“Dentistry is essential to the public’s health. Enabling dentists to test patients prior to dental treatment will help lower the ‘very high exposure risk’ of dental personnel in contracting COVID-19 when treating infected but asymptomatic patients,” wrote Gehani and O’Loughlin in the HHS letter. “It would add a layer of safety for both dental personnel and the patients they treat. This is important not only now—when most dentists are performing only urgent and emergency dental procedures—but also as the nation cautiously reopens.”
“The lack of test materials is a big limiting factor,” emphasized Lee. “I personally think that emphasis has to be on creating sufficient quantities of reliable tests and that testing of both types (viral and antibody) should be rolled out as soon as possible using the currently closed schools as sites for testing; the way we do with voting. The buildings are perfect for this, with lots of halls and auditoriums and cafeterias.”
Smith added that the close proximity of dental providers to patients is certainly problematic in the new normal of dentistry. “Reopening the dental office knowing that social distancing is not possible during procedures or dental cleanings poses a threat to our safety and the safety of our patients.
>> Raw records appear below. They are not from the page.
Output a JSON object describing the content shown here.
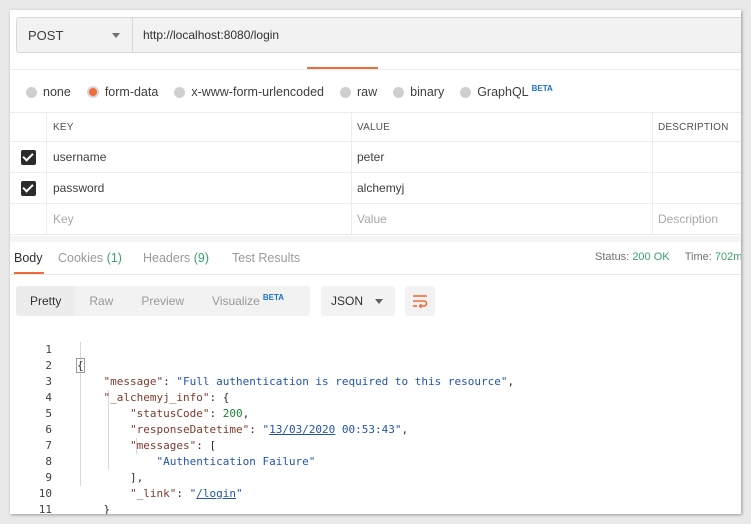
{
  "request": {
    "method": "POST",
    "url": "http://localhost:8080/login"
  },
  "body_types": [
    {
      "label": "none",
      "checked": false,
      "beta": ""
    },
    {
      "label": "form-data",
      "checked": true,
      "beta": ""
    },
    {
      "label": "x-www-form-urlencoded",
      "checked": false,
      "beta": ""
    },
    {
      "label": "raw",
      "checked": false,
      "beta": ""
    },
    {
      "label": "binary",
      "checked": false,
      "beta": ""
    },
    {
      "label": "GraphQL",
      "checked": false,
      "beta": "BETA"
    }
  ],
  "params": {
    "headers": {
      "key": "KEY",
      "value": "VALUE",
      "description": "DESCRIPTION"
    },
    "rows": [
      {
        "key": "username",
        "value": "peter",
        "checked": true
      },
      {
        "key": "password",
        "value": "alchemyj",
        "checked": true
      }
    ],
    "placeholders": {
      "key": "Key",
      "value": "Value",
      "description": "Description"
    }
  },
  "response": {
    "tabs": {
      "body": "Body",
      "cookies": "Cookies",
      "cookies_count": "(1)",
      "headers": "Headers",
      "headers_count": "(9)",
      "tests": "Test Results"
    },
    "status_label": "Status:",
    "status_value": "200 OK",
    "time_label": "Time:",
    "time_value": "702m"
  },
  "view_modes": {
    "pretty": "Pretty",
    "raw": "Raw",
    "preview": "Preview",
    "visualize": "Visualize",
    "visualize_badge": "BETA",
    "format": "JSON"
  },
  "code_lines": [
    "1",
    "2",
    "3",
    "4",
    "5",
    "6",
    "7",
    "8",
    "9",
    "10",
    "11"
  ],
  "json": {
    "message_key": "\"message\"",
    "message_value": "\"Full authentication is required to this resource\"",
    "info_key": "\"_alchemyj_info\"",
    "status_code_key": "\"statusCode\"",
    "status_code_value": "200",
    "datetime_key": "\"responseDatetime\"",
    "datetime_q1": "\"",
    "datetime_date": "13/03/2020",
    "datetime_rest": " 00:53:43\"",
    "messages_key": "\"messages\"",
    "messages_item": "\"Authentication Failure\"",
    "link_key": "\"_link\"",
    "link_q1": "\"",
    "link_path": "/login",
    "link_q2": "\""
  },
  "colors": {
    "accent": "#f26b3a",
    "status_ok": "#3aa36b",
    "json_key": "#803a2a",
    "json_string": "#2353b3",
    "json_number": "#1a7f37"
  }
}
We need testing for ourselves and our patients to monitor and prevent spread of this virus,” she offered.
“Working on protocols to prevent those infected from entering the office and receiving treatment need to be in place and implemented prior to dental offices reopening. This includes mandatory COVID-19 testing and results prior to appointments. Taking temperatures and medical/travel histories before a patient can enter the office is paramount. For the staff, obtaining N95 respirator masks, disposable gowns, gloves, limiting and spacing appointments as well as not using aerosol producing equipment such as cavitrons and air polishers is necessary, added Smith.
But Smith explains that “the biggest challenge to date is not having access to testing, and not having the proper PPE available to us at this time,” with the caveat that “most dental offices have donated their PPE supplies to hospitals.”
But the bottom line is that “we need to be recognized as high risk front line workers and get the necessary supplies we need to practice safely.”
While emergency dental care is available at ERs, it would still be preferable to see a dentist in the office setting, assuming one is available.
That said, before a coronavirus vaccine is widely available, dental emergencies can still be accommodated in offices—assuming they are open, and appropriate PPE and universal precautions are followed by dentists and their assistants. (It’s best to check with your dentist).
The issue of testing patients for elective or non-emergent visits remains in flux as we await the decision by HHS regarding allowing dentists to begin testing patients. Additional considerations for opening offices include appropriate social distancing, a limited number of patients in the office, along with office staff wearing appropriate facemasks or facial coverings.
One harsh reality is that lack of PPE may be a factor limiting the opening of dental offices—even for emergency dental visits (and procedures) which have been minimal, in comparison to normal office volumes at this time.
According to reporting today by NPR, Japan will now allow its dentists to begin performing testing for coronavirus using nasal and throat swabs (PCR-based assay). In the past few weeks, the number of confirmed cases has risen, partly the result of increased testing. There are now about 13,600 confirmed cases in Japan, along with 385 deaths. Japan currently is performing about 9,000 PCR tests daily. The impetus for dentists to perform tests was largely a desire to boost testing capacity to up to 20,000 people per day, a goal set by Prime Minister Shinzo Abe.